In Singapore, Roy Chan, the president of local voluntary group Action for Aids, said his organization welcomed the move as a step toward a greater understanding and acceptance of HIV-infected persons.
“While things have improved slightly, we cannot forget that many are still being asked to leave their jobs and are ostracized by friends and family because of HIV infection. Many still suffer alone, and have trouble securing jobs and health insurance,” said Chan.
“We need a supportive environment that does not discriminate a person because he or she is HIV infected. The repeal of the short-term entry ban is one such example of what we need to do,” he told the AP.
On Singapore Regulations on Entry, Stay and Residence for PLHIV foreign nationals with AIDS or who are HIV positive are expelled.

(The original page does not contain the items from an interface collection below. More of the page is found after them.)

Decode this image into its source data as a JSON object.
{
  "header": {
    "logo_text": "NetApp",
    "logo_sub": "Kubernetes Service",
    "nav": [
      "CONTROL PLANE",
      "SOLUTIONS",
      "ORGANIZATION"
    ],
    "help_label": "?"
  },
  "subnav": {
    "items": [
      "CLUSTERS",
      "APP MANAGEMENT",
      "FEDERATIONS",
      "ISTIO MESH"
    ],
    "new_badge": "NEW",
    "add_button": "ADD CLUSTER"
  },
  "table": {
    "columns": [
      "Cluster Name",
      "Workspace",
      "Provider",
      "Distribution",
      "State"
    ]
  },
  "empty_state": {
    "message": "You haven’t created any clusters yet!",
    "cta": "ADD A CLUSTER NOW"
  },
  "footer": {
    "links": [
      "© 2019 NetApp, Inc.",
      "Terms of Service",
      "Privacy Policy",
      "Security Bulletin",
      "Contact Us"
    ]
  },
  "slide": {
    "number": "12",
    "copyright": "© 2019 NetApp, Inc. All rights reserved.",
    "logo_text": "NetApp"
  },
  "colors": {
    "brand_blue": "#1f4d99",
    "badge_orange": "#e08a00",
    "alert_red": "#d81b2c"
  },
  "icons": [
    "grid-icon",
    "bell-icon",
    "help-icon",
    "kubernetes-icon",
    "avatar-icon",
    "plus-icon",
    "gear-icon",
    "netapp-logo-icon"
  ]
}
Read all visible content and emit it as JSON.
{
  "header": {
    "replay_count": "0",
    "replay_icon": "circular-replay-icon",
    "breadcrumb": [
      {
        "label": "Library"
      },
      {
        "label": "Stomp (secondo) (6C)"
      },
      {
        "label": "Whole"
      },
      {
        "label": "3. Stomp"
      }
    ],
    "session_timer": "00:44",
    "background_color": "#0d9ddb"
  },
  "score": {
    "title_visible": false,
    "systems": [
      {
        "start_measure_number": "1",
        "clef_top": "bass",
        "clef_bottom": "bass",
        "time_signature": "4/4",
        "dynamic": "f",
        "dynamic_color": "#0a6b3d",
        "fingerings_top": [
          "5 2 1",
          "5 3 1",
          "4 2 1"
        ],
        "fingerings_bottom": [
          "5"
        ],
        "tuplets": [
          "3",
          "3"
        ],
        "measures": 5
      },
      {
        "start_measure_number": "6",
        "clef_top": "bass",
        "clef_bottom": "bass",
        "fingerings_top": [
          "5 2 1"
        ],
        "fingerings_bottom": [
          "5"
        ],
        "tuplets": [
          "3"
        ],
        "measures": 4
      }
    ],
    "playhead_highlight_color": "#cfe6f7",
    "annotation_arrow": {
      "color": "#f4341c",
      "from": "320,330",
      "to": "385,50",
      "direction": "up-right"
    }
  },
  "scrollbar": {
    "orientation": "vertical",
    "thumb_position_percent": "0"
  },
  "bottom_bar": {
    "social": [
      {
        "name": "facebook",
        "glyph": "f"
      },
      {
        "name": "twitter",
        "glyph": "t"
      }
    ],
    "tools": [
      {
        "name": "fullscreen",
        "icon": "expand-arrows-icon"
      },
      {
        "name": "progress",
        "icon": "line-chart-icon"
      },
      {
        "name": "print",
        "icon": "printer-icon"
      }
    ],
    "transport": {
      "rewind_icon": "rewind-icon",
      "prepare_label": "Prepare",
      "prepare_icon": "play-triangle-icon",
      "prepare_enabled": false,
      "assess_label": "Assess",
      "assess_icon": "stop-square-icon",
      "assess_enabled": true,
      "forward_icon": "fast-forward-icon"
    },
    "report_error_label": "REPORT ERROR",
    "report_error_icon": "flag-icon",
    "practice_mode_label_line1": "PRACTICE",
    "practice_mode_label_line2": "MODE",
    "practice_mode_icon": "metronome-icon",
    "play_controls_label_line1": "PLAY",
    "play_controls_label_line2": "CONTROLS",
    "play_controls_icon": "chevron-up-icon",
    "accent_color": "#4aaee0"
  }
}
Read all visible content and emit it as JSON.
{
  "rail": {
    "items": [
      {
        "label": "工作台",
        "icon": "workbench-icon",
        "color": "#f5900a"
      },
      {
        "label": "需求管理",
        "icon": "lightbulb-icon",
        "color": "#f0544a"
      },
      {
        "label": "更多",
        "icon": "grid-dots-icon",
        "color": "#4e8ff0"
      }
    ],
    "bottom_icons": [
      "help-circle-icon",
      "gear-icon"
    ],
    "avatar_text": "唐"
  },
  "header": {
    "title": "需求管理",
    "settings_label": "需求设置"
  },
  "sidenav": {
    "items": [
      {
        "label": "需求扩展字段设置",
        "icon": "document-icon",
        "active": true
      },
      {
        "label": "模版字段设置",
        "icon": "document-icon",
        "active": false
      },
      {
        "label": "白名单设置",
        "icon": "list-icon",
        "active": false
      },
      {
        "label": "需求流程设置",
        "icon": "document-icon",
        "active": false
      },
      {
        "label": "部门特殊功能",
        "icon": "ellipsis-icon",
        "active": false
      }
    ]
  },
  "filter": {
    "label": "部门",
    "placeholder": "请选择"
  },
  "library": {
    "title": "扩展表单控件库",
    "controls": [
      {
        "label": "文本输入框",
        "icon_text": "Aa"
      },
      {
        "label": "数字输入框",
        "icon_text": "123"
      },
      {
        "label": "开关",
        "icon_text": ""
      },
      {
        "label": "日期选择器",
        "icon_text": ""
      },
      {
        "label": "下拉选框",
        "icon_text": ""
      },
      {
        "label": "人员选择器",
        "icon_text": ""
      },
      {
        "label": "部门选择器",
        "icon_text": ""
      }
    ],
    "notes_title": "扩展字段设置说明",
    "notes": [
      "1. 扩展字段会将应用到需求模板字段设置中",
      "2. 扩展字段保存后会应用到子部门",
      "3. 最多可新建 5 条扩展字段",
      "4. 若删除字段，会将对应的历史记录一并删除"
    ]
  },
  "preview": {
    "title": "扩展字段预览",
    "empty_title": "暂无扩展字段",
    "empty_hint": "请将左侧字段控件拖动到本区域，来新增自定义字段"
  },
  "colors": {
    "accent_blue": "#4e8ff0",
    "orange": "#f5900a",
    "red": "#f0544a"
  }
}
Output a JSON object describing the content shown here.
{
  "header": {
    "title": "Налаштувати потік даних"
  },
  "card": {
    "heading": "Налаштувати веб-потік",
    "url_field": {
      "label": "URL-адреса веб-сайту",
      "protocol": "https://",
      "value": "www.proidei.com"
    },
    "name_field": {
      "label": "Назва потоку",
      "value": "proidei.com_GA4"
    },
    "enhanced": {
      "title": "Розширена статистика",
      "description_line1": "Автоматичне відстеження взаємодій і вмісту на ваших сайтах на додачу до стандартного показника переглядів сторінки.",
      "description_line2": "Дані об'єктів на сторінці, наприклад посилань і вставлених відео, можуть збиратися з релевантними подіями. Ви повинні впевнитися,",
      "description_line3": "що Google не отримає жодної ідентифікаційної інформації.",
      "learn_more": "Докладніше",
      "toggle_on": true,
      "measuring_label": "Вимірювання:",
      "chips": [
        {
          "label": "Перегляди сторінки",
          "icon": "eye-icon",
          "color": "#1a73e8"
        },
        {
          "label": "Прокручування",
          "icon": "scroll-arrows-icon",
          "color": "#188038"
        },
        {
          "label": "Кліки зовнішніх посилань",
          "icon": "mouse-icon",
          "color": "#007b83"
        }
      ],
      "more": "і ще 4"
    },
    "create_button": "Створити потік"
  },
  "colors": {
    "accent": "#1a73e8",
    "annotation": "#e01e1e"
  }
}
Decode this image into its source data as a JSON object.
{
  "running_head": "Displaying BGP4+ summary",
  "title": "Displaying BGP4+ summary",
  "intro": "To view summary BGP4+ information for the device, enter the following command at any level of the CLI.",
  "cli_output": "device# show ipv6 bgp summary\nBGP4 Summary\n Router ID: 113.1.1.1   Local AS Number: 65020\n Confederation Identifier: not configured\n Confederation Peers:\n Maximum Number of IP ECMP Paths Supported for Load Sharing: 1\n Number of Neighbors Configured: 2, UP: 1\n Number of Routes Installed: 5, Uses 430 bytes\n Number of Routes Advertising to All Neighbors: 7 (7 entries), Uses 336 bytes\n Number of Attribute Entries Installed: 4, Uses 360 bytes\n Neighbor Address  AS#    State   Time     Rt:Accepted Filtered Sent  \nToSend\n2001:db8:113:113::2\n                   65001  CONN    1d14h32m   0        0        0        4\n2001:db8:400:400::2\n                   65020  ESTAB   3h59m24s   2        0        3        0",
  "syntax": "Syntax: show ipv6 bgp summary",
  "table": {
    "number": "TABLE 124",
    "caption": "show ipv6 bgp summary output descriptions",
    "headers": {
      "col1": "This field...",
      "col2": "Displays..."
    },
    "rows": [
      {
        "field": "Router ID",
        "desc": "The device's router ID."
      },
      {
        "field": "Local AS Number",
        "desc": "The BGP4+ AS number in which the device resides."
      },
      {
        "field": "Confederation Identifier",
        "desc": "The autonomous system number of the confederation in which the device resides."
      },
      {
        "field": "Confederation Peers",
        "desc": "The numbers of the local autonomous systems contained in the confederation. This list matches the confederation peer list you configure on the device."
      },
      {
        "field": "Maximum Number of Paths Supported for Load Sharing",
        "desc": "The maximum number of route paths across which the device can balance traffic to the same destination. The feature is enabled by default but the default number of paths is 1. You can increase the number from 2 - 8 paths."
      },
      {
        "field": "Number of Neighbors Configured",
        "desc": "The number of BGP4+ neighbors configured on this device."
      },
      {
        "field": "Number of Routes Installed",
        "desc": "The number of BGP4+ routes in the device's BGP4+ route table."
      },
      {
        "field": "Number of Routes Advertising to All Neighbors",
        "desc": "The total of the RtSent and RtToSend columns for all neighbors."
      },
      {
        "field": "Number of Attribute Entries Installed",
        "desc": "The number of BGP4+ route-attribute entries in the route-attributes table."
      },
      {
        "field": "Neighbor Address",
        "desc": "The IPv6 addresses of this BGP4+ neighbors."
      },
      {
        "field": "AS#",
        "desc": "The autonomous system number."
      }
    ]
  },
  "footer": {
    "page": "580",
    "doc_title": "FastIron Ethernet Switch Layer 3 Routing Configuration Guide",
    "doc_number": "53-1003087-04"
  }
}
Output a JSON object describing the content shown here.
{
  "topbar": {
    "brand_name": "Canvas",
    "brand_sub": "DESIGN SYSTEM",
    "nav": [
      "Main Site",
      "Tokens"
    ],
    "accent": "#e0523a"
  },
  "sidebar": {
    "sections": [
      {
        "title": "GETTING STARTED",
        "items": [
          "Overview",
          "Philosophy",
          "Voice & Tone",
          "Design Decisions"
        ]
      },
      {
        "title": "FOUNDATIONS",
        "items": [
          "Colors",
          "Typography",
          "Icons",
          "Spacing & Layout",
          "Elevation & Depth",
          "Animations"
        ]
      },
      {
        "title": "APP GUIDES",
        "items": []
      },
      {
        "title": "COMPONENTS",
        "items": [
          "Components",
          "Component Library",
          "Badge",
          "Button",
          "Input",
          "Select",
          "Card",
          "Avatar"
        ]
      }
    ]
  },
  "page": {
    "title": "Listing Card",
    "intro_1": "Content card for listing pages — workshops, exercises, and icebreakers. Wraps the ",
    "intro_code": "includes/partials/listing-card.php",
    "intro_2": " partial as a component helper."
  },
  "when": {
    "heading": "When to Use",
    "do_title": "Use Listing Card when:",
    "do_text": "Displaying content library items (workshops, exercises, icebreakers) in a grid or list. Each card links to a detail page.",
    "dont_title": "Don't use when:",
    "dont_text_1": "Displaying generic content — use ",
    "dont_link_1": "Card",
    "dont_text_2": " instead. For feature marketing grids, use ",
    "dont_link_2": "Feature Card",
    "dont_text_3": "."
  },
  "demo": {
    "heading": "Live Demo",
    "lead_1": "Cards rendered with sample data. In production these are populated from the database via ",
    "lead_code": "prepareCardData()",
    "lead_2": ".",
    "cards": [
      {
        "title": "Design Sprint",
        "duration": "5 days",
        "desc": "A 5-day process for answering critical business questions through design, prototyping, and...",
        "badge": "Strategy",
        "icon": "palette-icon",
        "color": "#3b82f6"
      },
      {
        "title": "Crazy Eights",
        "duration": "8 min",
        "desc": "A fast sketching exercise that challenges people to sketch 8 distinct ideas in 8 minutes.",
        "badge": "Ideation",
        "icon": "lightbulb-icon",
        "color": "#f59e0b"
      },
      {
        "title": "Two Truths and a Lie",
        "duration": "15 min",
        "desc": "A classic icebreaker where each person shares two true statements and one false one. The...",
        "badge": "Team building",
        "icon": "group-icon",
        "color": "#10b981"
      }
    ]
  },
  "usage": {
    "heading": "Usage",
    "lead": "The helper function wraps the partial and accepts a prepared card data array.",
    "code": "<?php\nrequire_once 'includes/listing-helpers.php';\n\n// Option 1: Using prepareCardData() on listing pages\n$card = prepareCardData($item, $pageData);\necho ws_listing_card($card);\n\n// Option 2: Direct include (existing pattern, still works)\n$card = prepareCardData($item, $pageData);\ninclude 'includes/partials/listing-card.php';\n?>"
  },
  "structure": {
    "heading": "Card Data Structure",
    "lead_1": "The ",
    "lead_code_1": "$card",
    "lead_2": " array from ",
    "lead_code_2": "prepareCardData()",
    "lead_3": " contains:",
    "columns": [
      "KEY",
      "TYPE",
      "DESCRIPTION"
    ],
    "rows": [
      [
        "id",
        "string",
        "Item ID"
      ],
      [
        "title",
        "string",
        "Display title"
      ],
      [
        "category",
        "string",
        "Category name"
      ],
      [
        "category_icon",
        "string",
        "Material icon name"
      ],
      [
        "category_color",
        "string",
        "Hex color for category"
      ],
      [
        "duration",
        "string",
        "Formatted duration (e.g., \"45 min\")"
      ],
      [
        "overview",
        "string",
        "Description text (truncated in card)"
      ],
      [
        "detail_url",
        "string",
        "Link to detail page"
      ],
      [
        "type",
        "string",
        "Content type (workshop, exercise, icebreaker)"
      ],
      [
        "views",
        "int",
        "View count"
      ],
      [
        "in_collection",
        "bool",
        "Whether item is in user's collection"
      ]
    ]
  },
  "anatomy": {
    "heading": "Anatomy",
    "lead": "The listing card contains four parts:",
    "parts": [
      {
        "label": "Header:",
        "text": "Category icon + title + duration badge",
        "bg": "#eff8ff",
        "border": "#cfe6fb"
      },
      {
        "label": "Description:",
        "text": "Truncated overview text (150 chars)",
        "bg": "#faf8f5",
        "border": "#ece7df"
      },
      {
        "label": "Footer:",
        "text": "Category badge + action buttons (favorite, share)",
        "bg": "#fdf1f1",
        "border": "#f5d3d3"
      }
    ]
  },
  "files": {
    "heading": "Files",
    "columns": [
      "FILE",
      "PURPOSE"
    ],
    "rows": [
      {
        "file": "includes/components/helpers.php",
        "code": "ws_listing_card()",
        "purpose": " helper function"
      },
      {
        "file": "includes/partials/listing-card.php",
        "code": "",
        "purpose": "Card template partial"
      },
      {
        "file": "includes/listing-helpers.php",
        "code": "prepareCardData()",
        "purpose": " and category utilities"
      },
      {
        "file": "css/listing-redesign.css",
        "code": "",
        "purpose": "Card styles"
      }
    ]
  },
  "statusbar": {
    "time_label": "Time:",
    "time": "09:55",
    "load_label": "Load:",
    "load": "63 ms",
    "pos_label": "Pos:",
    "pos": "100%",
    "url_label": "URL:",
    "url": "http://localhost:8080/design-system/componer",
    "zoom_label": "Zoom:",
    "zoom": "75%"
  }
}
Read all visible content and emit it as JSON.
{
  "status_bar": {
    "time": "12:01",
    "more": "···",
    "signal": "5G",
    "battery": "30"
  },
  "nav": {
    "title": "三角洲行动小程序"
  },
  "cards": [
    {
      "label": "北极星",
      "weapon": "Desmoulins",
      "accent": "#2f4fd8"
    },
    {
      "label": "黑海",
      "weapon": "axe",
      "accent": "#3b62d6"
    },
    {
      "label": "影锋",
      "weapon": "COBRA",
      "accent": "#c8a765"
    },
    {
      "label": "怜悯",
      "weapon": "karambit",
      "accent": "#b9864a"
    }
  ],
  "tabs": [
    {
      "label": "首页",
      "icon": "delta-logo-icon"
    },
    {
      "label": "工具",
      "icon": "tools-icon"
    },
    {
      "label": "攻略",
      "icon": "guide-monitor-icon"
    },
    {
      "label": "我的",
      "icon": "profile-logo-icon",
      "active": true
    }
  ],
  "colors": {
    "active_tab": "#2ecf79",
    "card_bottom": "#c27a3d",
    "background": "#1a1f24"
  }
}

HIV-positive foreign spouses of Singaporeans are exempt and allowed to remain in Singapore. Entering with ARVs for personal use requires approval by authorities. Use local hospitals with caution: Singapore doctors are required to report anyone found to be HIV-positive to the authorities. Air travellers in transit in Singapore are not affected.
According to latest health ministry figures, there were 6,685 HIV-infected Singapore residents in 2014, in a population of 5.3 million, of whom 1,737 have died.
HIV-positive people are people who have the human immunodeficiency virus HIV, the agent of the now incurable disease AIDS. HIV can be transmitted through blood, pregnancy, and sexual intercourse with an infected partner. It cannot be spread by social contact. Image courtesy of Action for AIDS Singapore.